Asian American Pacific Islander Heritage Month

Learning, Listening and Support Can Promote Belonging and Advancement

Learning, Listening and Support Can Promote Belonging and AdvancementLike most underrepresented groups in white-dominant cultures, Asian-American Pacific Islanders (AAPI) face greater challenges at work due to cultural stereotypes, unconscious bias, and discrimination and are less likely to be promoted into senior leadership.

AAPI Heritage Month opens the door to celebrate the contributions and unique culture of these team members, and to go beyond celebrations to tackle tough conversations, seek candid feedback from AAPI team members and educate others about biases they face.

The difficulty of labels

Especially when discussing issues of race, ethnicity and culture, or any area of diversity, words matter because they connect to how people see themselves, how others see them, and one’s personal sense of identity. The terms Asian American, Asian British, Asian Australian or similar descriptors are large umbrellas that attempt to cover millions of people who trace their roots to well over 40 countries. The term Asian American arose out of U.S. student activism in the 1960s and, while promoted with good intent, tends to mask a huge diversity of national origin.

Today, more than 24 million residents of the U.S. identify as Asian alone or Asian in combination with another nationality, comprising about 6% of the population. Asian born residents are about 6% of the population in Australia and 9% of the U.K. population.

Unique individuals under a big umbrella

A recent Pew Research Center study employed dozens of focus groups to learn directly from residents about the experience of being Asian in America. The focus groups were organized into 18 specific Asian ethnic origin groups, held in 18 languages and moderated by members of the same ethnic group as the participants.

Consistent themes included feeling that the broad “Asian” label represented only one part of how the participants thought of themselves and did not accurately reflect personal backgrounds and experiences. Many participants expressed pride in their cultural and ethnic backgrounds and a sense of feeling at home in America. But another common finding was that participants often experienced bias during moments of greater geo-political conflict such as after the 9/11 attacks and at the height of the COVID-19 pandemic.
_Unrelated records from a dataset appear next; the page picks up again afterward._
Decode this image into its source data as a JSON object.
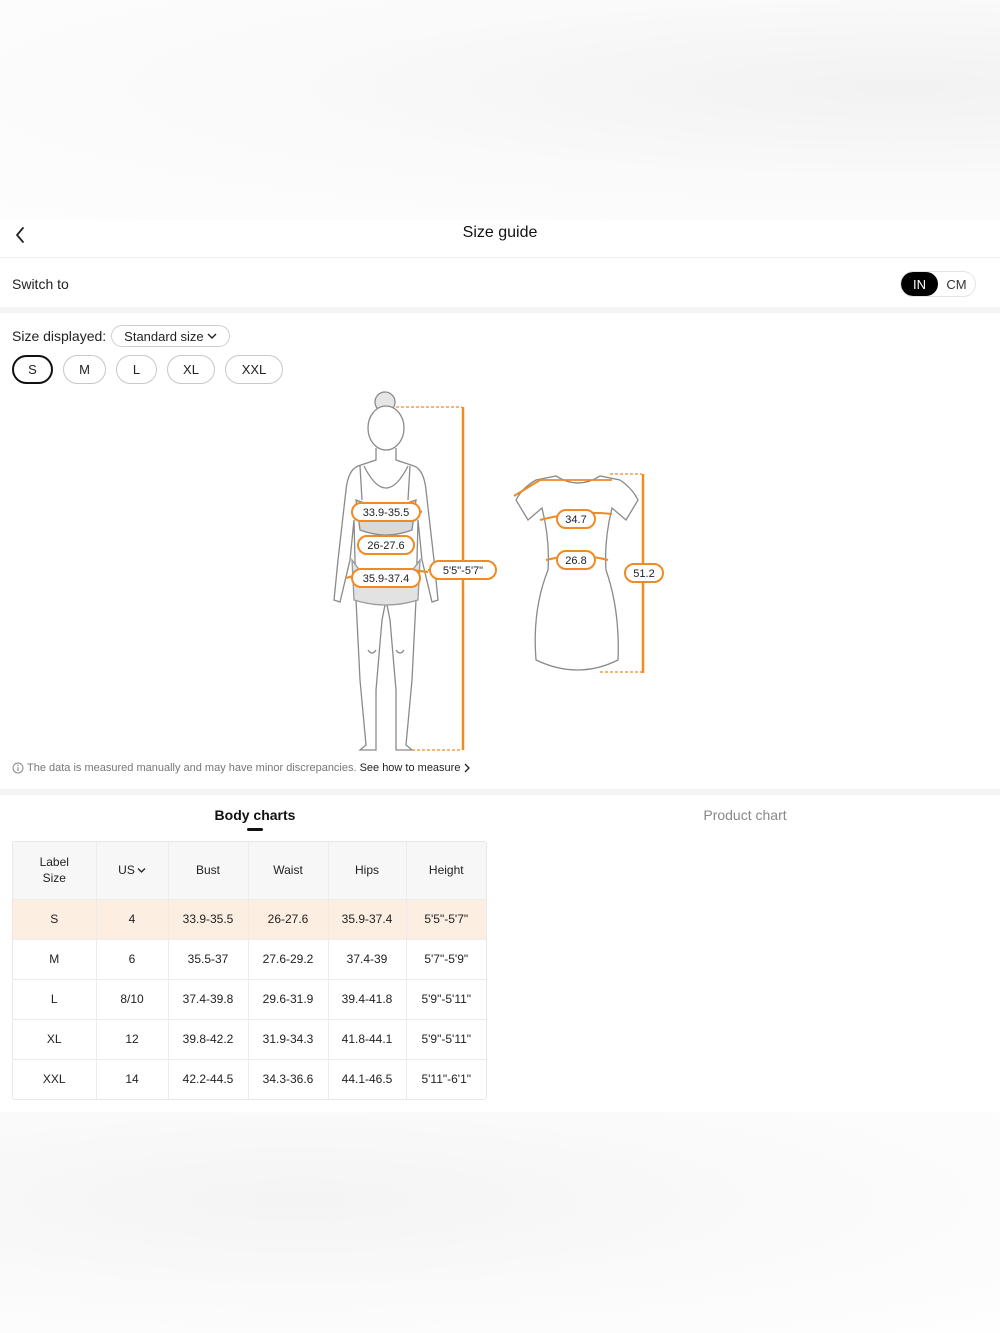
{
  "header": {
    "title": "Size guide"
  },
  "switch": {
    "label": "Switch to",
    "units": [
      "IN",
      "CM"
    ],
    "active": "IN"
  },
  "size_display": {
    "label": "Size displayed:",
    "selected": "Standard size"
  },
  "sizes": [
    "S",
    "M",
    "L",
    "XL",
    "XXL"
  ],
  "selected_size": "S",
  "illustration": {
    "body": {
      "bust": "33.9-35.5",
      "waist": "26-27.6",
      "hips": "35.9-37.4",
      "height": "5'5\"-5'7\""
    },
    "dress": {
      "bust": "34.7",
      "waist": "26.8",
      "length": "51.2"
    }
  },
  "disclaimer": {
    "text": "The data is measured manually and may have minor discrepancies.",
    "link": "See how to measure"
  },
  "tabs": [
    {
      "label": "Body charts",
      "active": true
    },
    {
      "label": "Product chart",
      "active": false
    }
  ],
  "table": {
    "headers": [
      "Label Size",
      "US",
      "Bust",
      "Waist",
      "Hips",
      "Height"
    ],
    "rows": [
      [
        "S",
        "4",
        "33.9-35.5",
        "26-27.6",
        "35.9-37.4",
        "5'5\"-5'7\""
      ],
      [
        "M",
        "6",
        "35.5-37",
        "27.6-29.2",
        "37.4-39",
        "5'7\"-5'9\""
      ],
      [
        "L",
        "8/10",
        "37.4-39.8",
        "29.6-31.9",
        "39.4-41.8",
        "5'9\"-5'11\""
      ],
      [
        "XL",
        "12",
        "39.8-42.2",
        "31.9-34.3",
        "41.8-44.1",
        "5'9\"-5'11\""
      ],
      [
        "XXL",
        "14",
        "42.2-44.5",
        "34.3-36.6",
        "44.1-46.5",
        "5'11\"-6'1\""
      ]
    ]
  },
  "colors": {
    "accent": "#f08a24",
    "highlight_row": "#fdeee2",
    "active_toggle": "#000000"
  }
}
Getting to inclusion and real belonging

Another key theme in the Pew focus groups was bias related to the myth of the “model minority.” This stereotype describes all Asians as highly intelligent, hardworking and technically savvy. While these are, on the face of it, positive attributes, they are harmful when applied to huge swaths of people with the assumption that they are all the same. Many Asian immigrants, for example, come from impoverished backgrounds and may not have had the benefit of a strong education. Stereotypes also reinforce the idea that someone is an outsider.

In the workplace, similar biases can show up in tropes that Asian team members will work tirelessly without complaint, may work for lower wages, or are excellent employees but not natural leaders. “The share of Asian Americans decreases with greater seniority, and so does their share of promotions,” according to McKinsey & Company’s 2022 report Asian American workers: Diverse outcomes and hidden challenges. The drop off is largest among Asian American women. Even Asian Americans in high-wage fields make only 93 cents for every dollar earned by their white colleagues, according to the 2019 U.S. Census Bureau.

McKinsey’s research also shows that Asian Americans perceive lower levels of fairness, feel less able to be themselves at work, and are less likely to report that their sponsors are effective at creating opportunities for them.

How to drive change

Asian-American Pacific Islander Heritage Month may be just the catalyst needed to spur more action to create workplaces that are more welcoming and to help forge feelings of belonging for AAPI members. For business owners, corporate leaders and individual contributors, such efforts might include:

  • Recognize that people of Asian descent face biases that are masked by the “model minority” myth whether they live in the U.S., U.K., Australia or elsewhere.
  • Seek out more detailed data on the unique experiences and challenges of specific Asian populations to better understand those represented in your workplace.
  • Support AAPI colleagues at critical moments in their careers to eliminate implicit bias in recruitment, hiring, evaluation and especially promotion.
  • Be an ally and say something when you hear disparaging remarks about AAPI colleagues or “positive” descriptors that lump all Asian people into a single category.
  • Check in with AAPI colleagues and friends when current events bring anti-Asian sentiment to the fore.

Helping all team members feel that they belong in the workplace always starts with proactive listening to learn more about their lived experiences, barriers and biases they face at work, and their ideas about the support they need most to advance.